LOS ANGELES (CBSLA) – Farmers are often the first to feel the impact of severe weather and climate change but many are starting to fight back from the ground up.

“Our springs are colder and wetter. Summers are hotter and drier, I mean, it’s something that affects my livelihood and affects the future of my farm,” says Trey Hill of Harborview Farms in Rock Hall, Maryland.

READ MORE: Grieving Family Looking For Killer Of 22-Year-Old Alejandro Legaria Rangel In Huntington Park

The fourth generation farmer started adopting “climate smart” farming techniques 20 years ago. As part of a push to help preserve the Chesapeake Bay and prevent runoff from local farms, he began experimenting with what’s known as cover crops.

Hill now plants a layer of cover crops — such as rapeseed, cereal rye and crimson clover — after harvesting his commercial crop to keep the soil nourished during the off-season. He also avoids tilling or plowing to keep the dirt intact.

Ray Weil, a professor of soil science at the University of Maryland, says the farm’s soil is actually capturing greenhouse pollution.

“Lots and lots of carbon that was carbon dioxide in the air is no longer in the air. It’s now in the soil. And it’s going to stay here, especially if we don’t turn it up mechanically, which tends to burn it up,” he tells CBS News.

READ MORE: Man Shot And Stabbed Outside Crowded Glendale Pastry Shop, Suspect On The Loose

Hill is also one of several farmers nationwide working with Seattle-based start-up Nori, which sells carbon credits to individuals and businesses to offset their carbon emissions.

“You have to sequester the carbon prior to marketing your credits. We sequester roughly one ton of carbon per acre per year,” Hill explains.

He then sells his carbon credits on a marketplace where businesses or individuals can support the cause.

“I get to pick my price. It’s essentially an auction block,” explained Trey.

Robert Bonnie, a senior advisor on climate change at the United States Department of Agriculture (USDA), says the agency is working on developing new tool, maybe even a carbon bank, to help the movement grow.
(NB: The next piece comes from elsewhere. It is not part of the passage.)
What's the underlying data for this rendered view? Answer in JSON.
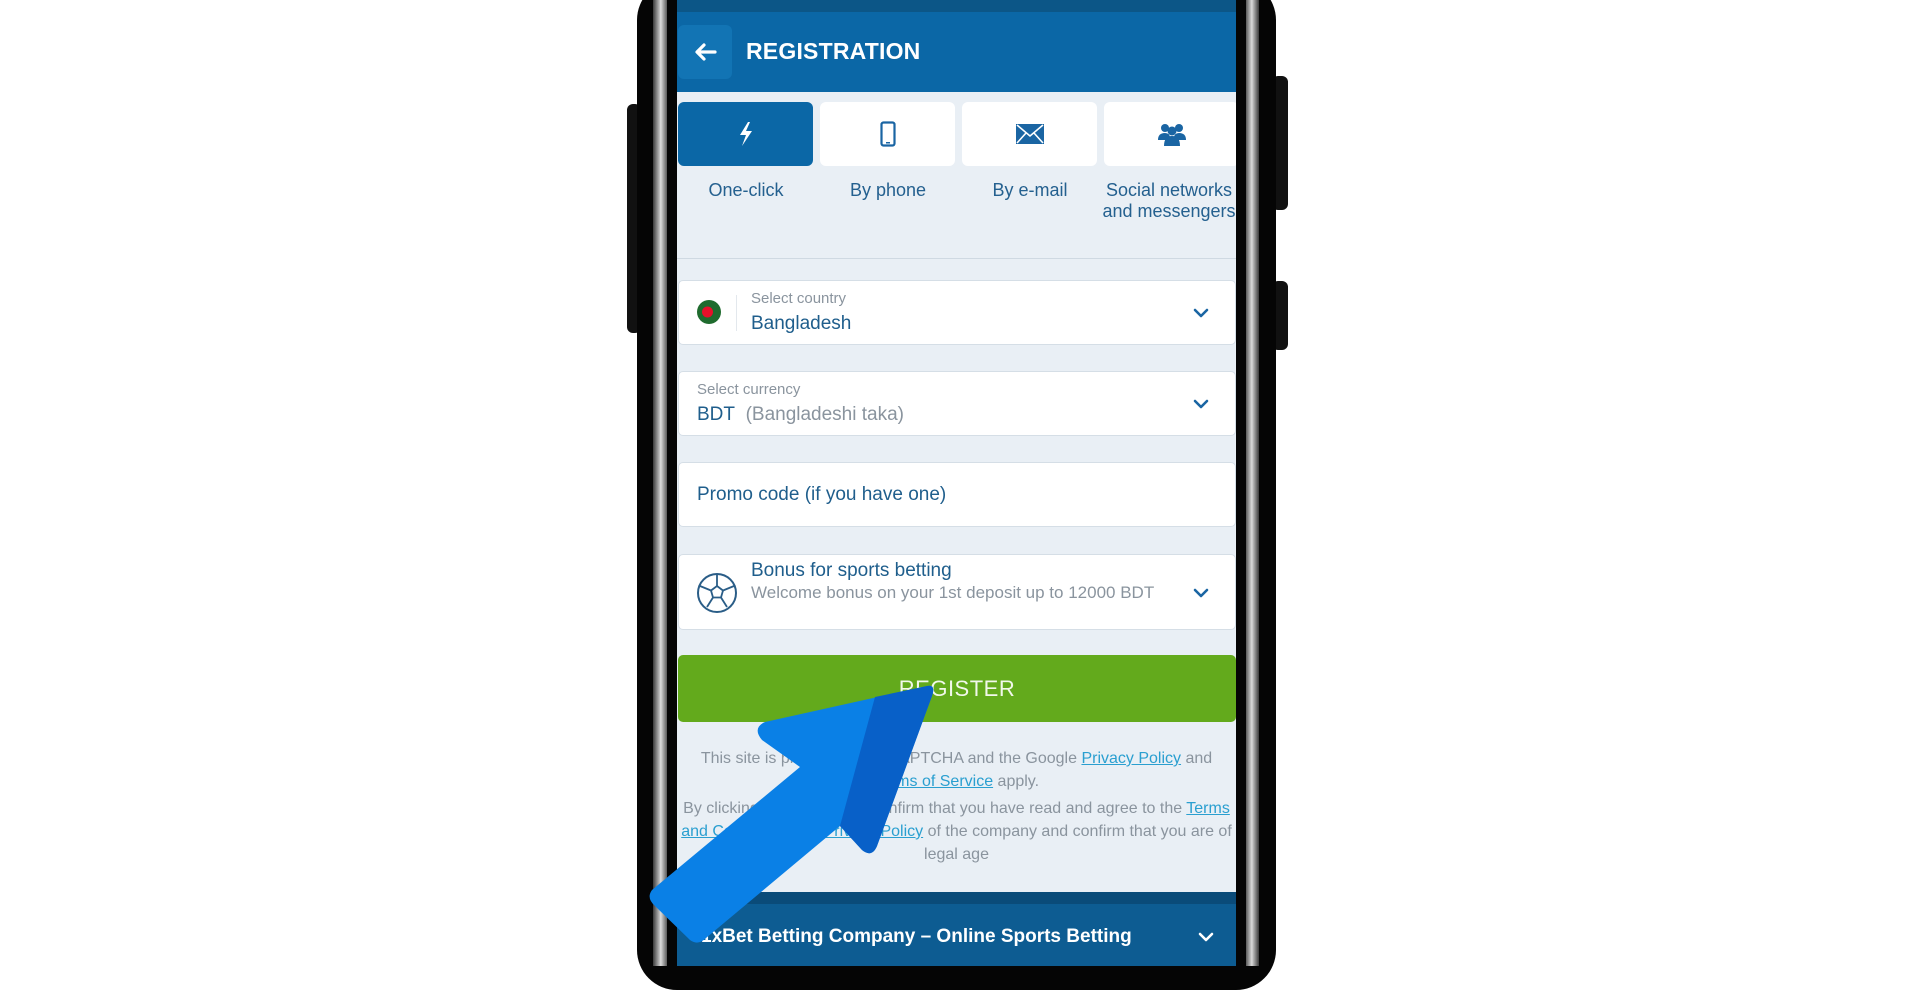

“It could be that agriculture and forestry could account for as much as twenty, twenty five percent of our response to climate change,” he says.
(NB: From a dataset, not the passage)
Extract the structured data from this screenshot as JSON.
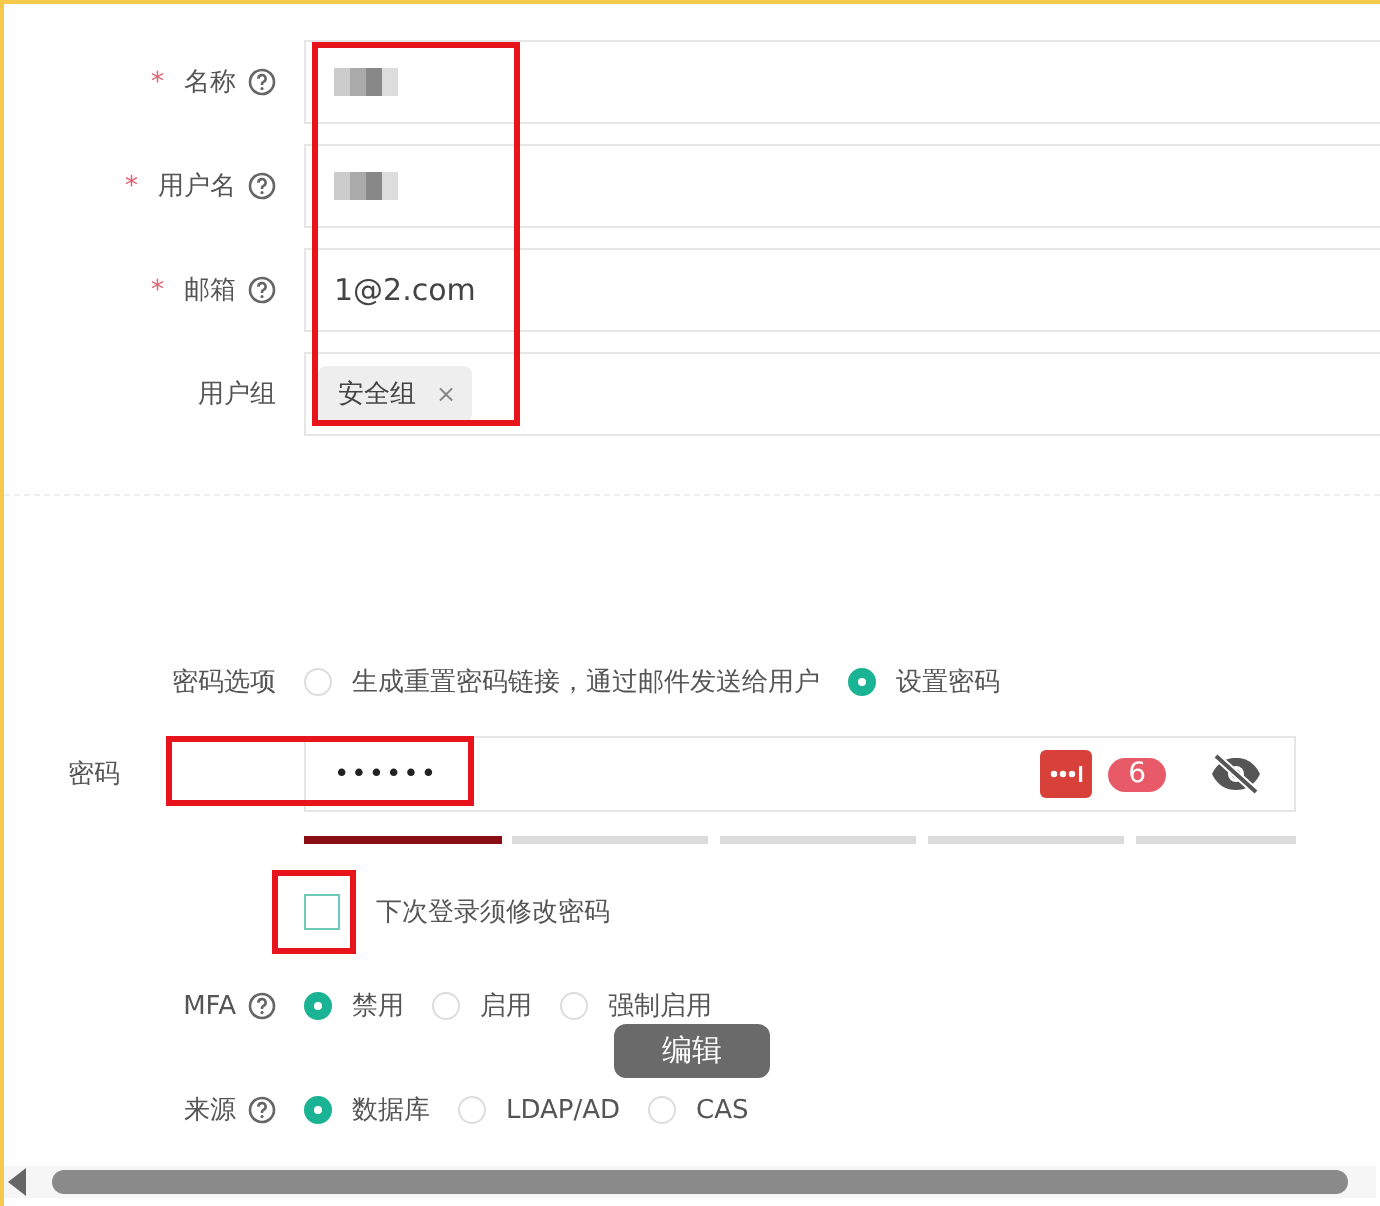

Ultimately, the goal is to pave the way for a new and growing field.

MORE NEWS: Man Struck Multiple Times In Daylight Shooting In Riverside

“I think the opportunities are endless,” Hill says.